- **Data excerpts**
◆ ◆ ◆ ◆ ◆ ◆ ◆
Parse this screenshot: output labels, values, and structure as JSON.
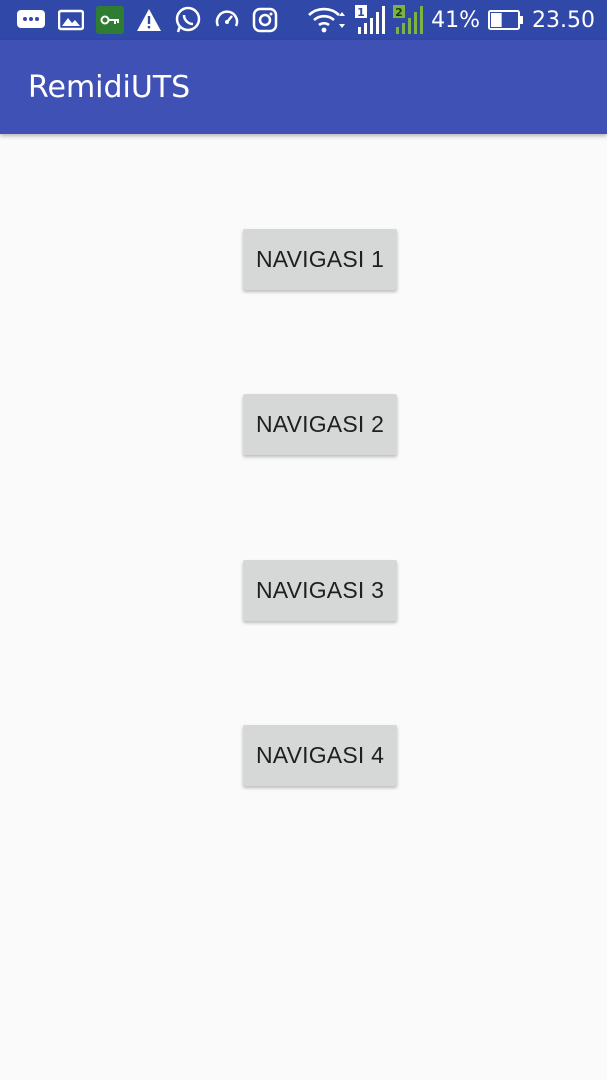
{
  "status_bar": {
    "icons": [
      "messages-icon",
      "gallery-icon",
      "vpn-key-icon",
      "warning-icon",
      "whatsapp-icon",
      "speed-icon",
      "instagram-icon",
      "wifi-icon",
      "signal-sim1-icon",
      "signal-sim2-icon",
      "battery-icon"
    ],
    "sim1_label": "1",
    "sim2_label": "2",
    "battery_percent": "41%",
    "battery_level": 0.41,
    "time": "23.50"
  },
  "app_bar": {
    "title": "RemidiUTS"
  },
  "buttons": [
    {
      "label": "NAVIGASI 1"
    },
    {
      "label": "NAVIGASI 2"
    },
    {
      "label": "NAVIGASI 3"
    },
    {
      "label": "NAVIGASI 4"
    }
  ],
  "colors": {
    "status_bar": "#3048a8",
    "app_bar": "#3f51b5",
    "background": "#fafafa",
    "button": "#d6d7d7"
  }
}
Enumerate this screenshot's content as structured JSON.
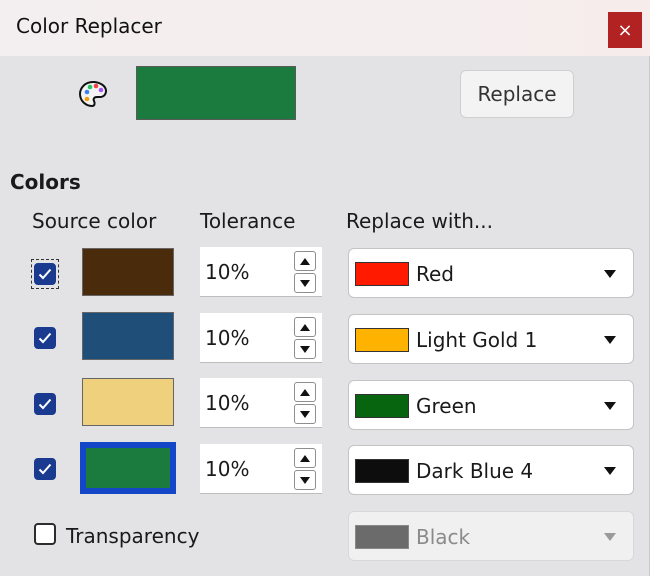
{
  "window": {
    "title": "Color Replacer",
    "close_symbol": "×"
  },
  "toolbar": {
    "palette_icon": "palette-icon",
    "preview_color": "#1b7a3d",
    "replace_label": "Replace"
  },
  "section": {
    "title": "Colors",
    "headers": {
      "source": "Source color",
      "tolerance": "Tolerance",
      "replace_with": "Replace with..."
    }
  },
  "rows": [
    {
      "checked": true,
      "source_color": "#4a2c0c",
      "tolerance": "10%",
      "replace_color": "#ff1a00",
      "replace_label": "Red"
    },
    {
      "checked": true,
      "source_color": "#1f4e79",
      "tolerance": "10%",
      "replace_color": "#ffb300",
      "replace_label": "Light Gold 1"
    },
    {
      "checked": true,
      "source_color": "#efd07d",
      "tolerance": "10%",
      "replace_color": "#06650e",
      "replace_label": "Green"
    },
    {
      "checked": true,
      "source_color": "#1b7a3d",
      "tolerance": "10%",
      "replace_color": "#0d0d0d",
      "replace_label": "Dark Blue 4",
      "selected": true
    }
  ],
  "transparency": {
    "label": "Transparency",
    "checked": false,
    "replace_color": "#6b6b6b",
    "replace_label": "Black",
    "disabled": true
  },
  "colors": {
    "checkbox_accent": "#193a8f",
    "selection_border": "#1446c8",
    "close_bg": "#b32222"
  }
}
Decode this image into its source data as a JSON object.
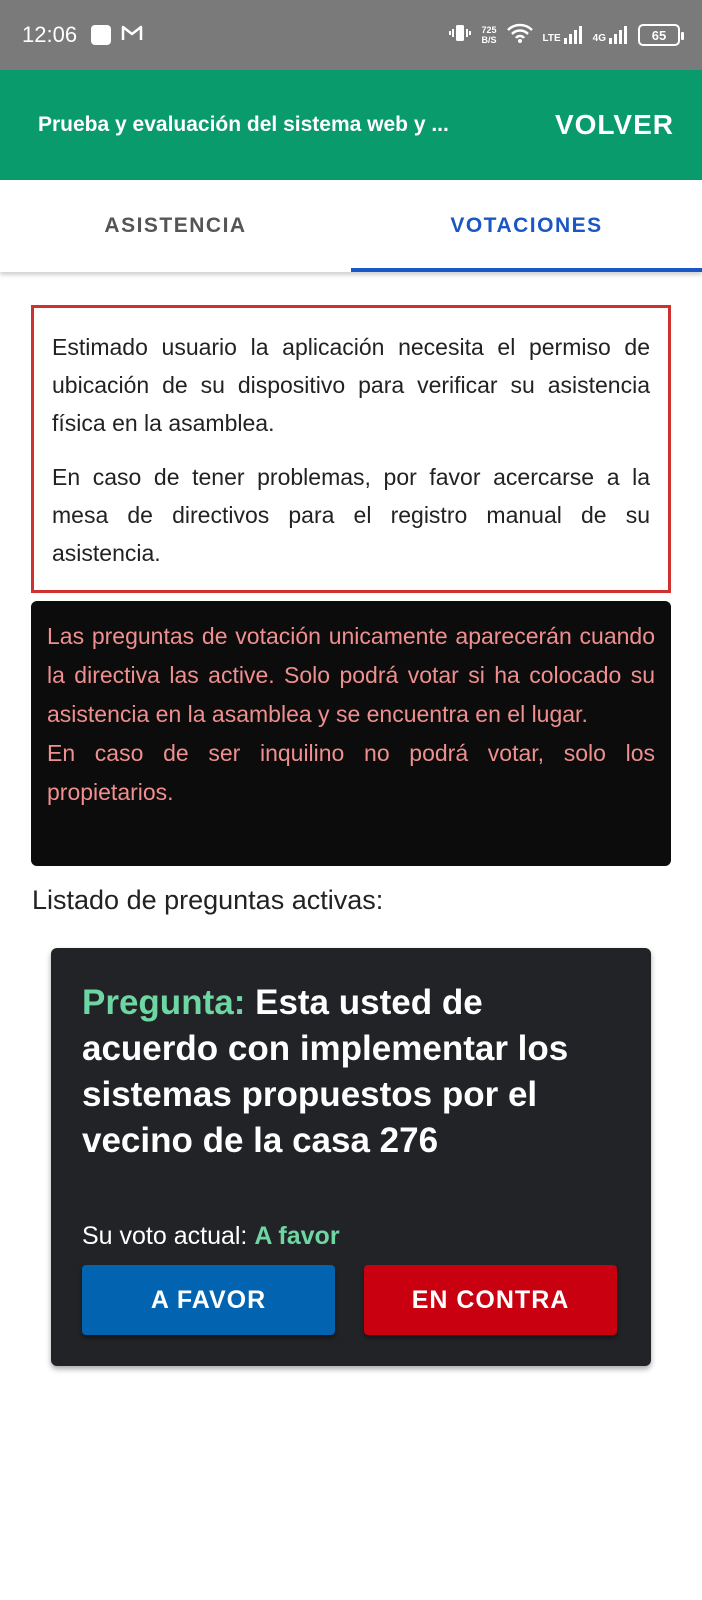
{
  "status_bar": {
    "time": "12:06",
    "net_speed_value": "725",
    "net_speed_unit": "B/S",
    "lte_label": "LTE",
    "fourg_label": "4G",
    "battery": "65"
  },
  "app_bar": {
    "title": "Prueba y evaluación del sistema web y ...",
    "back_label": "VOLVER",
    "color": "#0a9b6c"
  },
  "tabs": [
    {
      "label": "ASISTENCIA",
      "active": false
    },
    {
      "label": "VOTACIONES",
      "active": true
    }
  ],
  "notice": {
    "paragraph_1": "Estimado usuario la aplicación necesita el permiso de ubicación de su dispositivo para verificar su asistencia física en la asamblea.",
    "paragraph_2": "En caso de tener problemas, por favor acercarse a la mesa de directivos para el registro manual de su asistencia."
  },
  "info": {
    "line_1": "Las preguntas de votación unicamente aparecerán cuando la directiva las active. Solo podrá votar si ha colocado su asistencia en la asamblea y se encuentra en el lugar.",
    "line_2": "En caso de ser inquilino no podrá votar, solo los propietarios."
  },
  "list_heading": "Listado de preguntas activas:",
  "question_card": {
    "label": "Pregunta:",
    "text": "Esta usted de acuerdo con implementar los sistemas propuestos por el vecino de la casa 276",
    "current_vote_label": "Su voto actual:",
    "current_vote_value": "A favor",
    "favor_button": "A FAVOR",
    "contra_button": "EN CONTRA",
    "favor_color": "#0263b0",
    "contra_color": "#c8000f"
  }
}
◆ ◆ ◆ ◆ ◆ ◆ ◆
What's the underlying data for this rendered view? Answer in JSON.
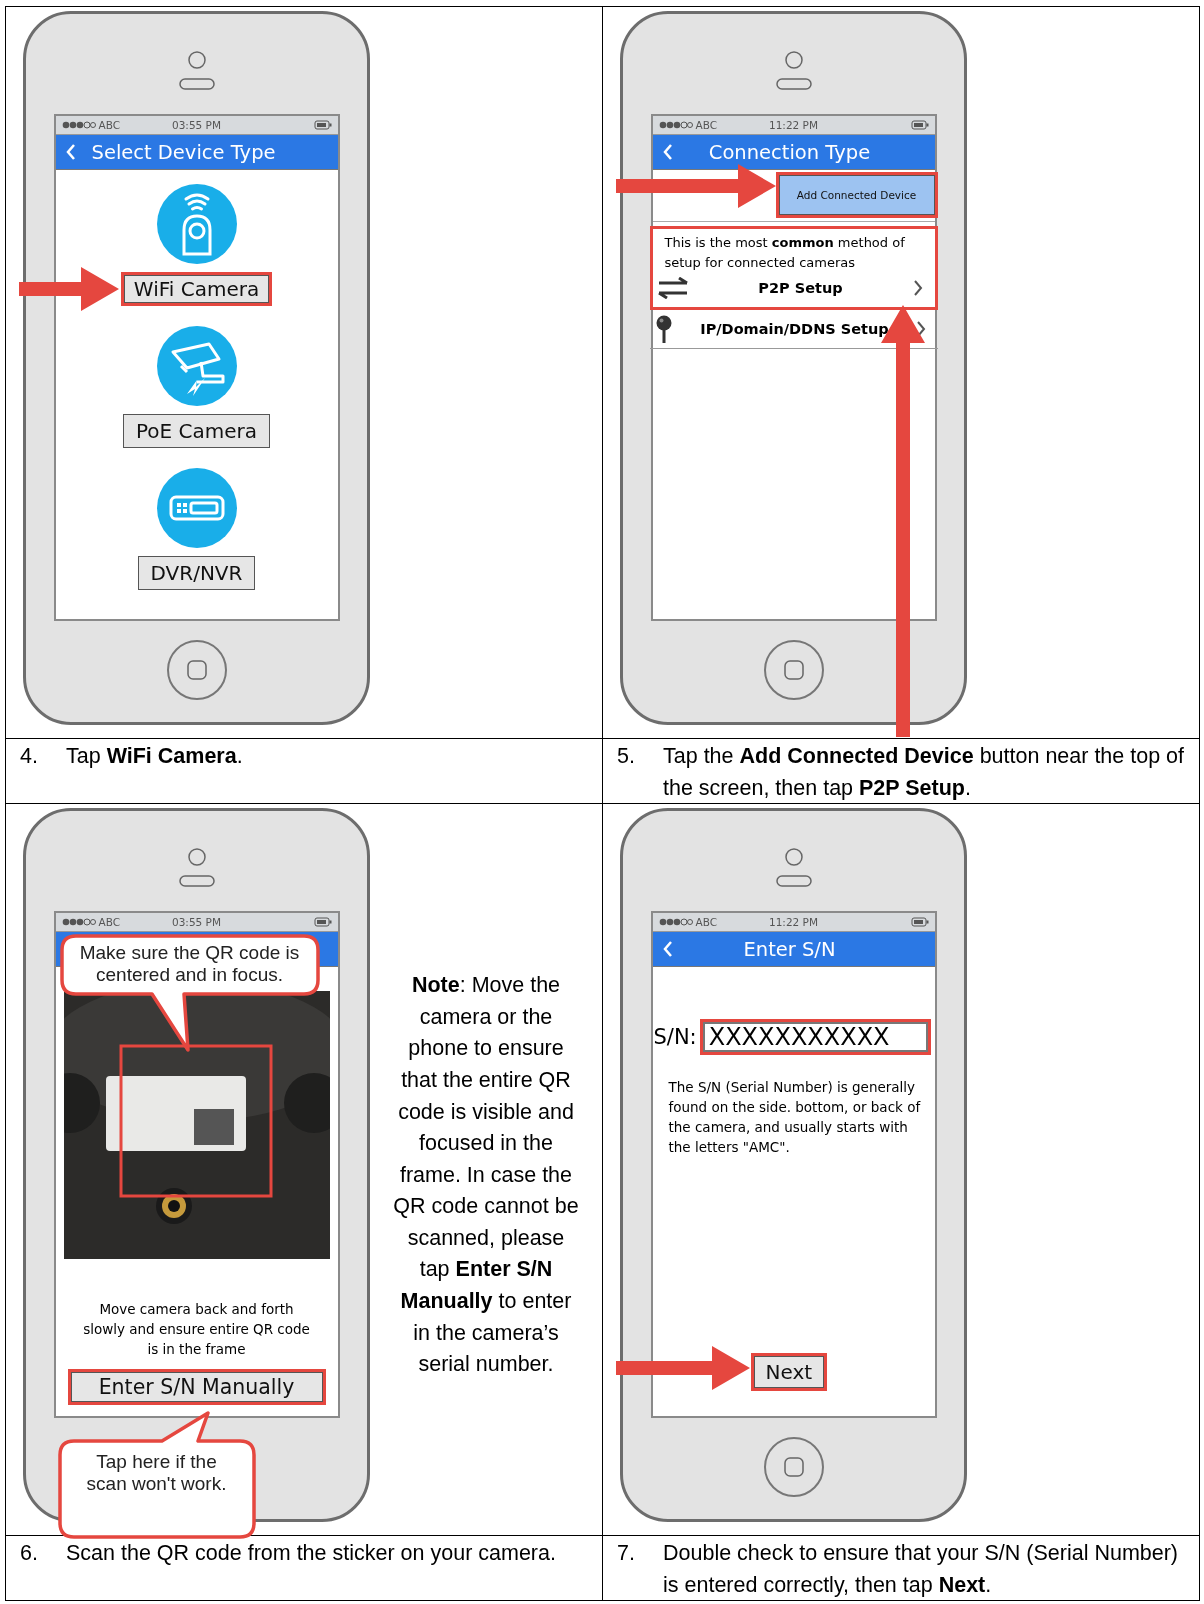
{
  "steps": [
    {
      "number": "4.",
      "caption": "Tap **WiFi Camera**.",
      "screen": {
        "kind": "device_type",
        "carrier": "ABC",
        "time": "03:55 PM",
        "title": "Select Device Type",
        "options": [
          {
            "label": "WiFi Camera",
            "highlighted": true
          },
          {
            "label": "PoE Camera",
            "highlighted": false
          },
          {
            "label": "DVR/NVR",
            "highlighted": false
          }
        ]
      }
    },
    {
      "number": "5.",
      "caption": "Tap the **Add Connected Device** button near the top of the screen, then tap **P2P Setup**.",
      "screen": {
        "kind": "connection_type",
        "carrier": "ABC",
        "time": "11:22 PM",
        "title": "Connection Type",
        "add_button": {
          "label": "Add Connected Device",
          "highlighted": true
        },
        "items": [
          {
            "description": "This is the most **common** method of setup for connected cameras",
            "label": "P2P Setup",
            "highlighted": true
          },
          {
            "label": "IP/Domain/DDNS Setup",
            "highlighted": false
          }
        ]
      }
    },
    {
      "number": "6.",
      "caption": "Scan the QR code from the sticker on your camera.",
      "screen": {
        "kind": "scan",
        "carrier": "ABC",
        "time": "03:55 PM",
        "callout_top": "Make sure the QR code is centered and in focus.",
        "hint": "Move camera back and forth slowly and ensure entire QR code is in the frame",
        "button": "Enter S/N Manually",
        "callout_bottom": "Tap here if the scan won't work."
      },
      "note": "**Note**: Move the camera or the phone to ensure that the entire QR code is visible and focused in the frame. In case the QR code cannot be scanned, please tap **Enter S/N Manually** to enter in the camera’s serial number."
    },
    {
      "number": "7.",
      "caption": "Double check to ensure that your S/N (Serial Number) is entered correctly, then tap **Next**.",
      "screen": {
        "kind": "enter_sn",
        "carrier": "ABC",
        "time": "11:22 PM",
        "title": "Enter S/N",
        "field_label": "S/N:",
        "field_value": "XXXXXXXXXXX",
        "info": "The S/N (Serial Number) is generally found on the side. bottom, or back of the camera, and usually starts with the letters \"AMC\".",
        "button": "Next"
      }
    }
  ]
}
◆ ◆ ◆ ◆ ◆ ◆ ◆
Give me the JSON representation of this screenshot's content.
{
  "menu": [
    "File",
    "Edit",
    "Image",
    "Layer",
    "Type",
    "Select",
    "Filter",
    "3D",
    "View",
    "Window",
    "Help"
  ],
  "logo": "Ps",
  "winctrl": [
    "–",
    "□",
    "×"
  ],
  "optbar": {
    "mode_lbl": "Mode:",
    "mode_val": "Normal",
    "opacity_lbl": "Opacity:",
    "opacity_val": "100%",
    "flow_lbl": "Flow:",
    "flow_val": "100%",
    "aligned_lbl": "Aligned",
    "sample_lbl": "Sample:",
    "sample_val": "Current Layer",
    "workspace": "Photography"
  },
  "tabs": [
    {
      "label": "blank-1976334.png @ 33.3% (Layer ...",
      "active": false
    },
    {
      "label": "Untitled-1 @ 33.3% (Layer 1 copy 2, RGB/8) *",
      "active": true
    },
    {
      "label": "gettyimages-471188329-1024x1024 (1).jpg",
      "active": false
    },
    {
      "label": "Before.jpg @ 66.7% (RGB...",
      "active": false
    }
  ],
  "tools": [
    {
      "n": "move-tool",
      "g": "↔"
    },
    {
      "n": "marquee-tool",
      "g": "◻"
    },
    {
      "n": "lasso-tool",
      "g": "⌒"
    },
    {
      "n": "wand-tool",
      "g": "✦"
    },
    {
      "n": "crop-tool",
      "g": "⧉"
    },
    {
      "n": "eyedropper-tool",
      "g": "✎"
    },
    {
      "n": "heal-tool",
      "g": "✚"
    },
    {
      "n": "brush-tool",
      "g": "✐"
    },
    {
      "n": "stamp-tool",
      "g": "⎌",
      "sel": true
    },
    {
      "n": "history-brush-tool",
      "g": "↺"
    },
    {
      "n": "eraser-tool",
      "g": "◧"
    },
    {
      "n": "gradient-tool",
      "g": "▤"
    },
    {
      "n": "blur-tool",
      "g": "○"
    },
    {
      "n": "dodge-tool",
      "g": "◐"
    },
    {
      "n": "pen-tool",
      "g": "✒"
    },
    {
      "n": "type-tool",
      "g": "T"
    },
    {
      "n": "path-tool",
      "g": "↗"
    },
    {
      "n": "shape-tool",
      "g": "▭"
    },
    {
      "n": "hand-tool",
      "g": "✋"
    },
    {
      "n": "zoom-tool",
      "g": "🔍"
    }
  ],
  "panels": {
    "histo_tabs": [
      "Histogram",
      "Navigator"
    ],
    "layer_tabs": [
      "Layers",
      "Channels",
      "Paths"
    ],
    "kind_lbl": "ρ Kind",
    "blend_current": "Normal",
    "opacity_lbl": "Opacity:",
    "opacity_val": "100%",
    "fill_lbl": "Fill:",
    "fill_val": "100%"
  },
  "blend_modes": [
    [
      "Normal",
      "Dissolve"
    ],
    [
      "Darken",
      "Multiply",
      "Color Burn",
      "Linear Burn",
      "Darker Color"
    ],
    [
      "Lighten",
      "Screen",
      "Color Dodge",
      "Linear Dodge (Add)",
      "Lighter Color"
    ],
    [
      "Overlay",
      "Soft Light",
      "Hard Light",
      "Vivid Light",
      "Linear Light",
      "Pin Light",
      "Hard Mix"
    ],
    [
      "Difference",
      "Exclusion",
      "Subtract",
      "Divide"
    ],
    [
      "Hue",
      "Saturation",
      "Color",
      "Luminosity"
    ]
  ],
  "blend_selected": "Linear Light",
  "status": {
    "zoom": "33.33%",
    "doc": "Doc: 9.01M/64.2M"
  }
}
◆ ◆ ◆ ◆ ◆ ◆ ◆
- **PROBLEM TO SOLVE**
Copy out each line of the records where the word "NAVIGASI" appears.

- **RESPONSE TO THIS EXERCISE**
      "label": "NAVIGASI 1"
      "label": "NAVIGASI 2"
      "label": "NAVIGASI 3"
      "label": "NAVIGASI 4"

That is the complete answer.